Exercise directions: Would you please write out each entry that follows, exactly as written?

** Data supplied follows **

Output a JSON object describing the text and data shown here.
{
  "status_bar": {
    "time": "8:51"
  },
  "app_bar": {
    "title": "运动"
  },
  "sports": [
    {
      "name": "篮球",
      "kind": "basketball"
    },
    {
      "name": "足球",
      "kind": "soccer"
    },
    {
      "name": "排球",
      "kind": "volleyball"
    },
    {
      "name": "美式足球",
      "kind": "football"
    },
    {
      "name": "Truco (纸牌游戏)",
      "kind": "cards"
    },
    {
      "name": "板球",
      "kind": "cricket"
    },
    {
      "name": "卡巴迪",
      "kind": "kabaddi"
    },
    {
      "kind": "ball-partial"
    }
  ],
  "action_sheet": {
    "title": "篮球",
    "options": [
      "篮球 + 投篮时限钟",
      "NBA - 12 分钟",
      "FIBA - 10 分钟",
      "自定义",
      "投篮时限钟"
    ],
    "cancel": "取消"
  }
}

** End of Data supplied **

Solution for this problem:
Output a JSON object describing the text and data shown here.
{
  "status_bar": {
    "time": "8:51"
  },
  "app_bar": {
    "title": "运动"
  },
  "sports": [
    {
      "name": "篮球",
      "kind": "basketball"
    },
    {
      "name": "足球",
      "kind": "soccer"
    },
    {
      "name": "排球",
      "kind": "volleyball"
    },
    {
      "name": "美式足球",
      "kind": "football"
    },
    {
      "name": "Truco (纸牌游戏)",
      "kind": "cards"
    },
    {
      "name": "板球",
      "kind": "cricket"
    },
    {
      "name": "卡巴迪",
      "kind": "kabaddi"
    },
    {
      "kind": "ball-partial"
    }
  ],
  "action_sheet": {
    "title": "篮球",
    "options": [
      "篮球 + 投篮时限钟",
      "NBA - 12 分钟",
      "FIBA - 10 分钟",
      "自定义",
      "投篮时限钟"
    ],
    "cancel": "取消"
  }
}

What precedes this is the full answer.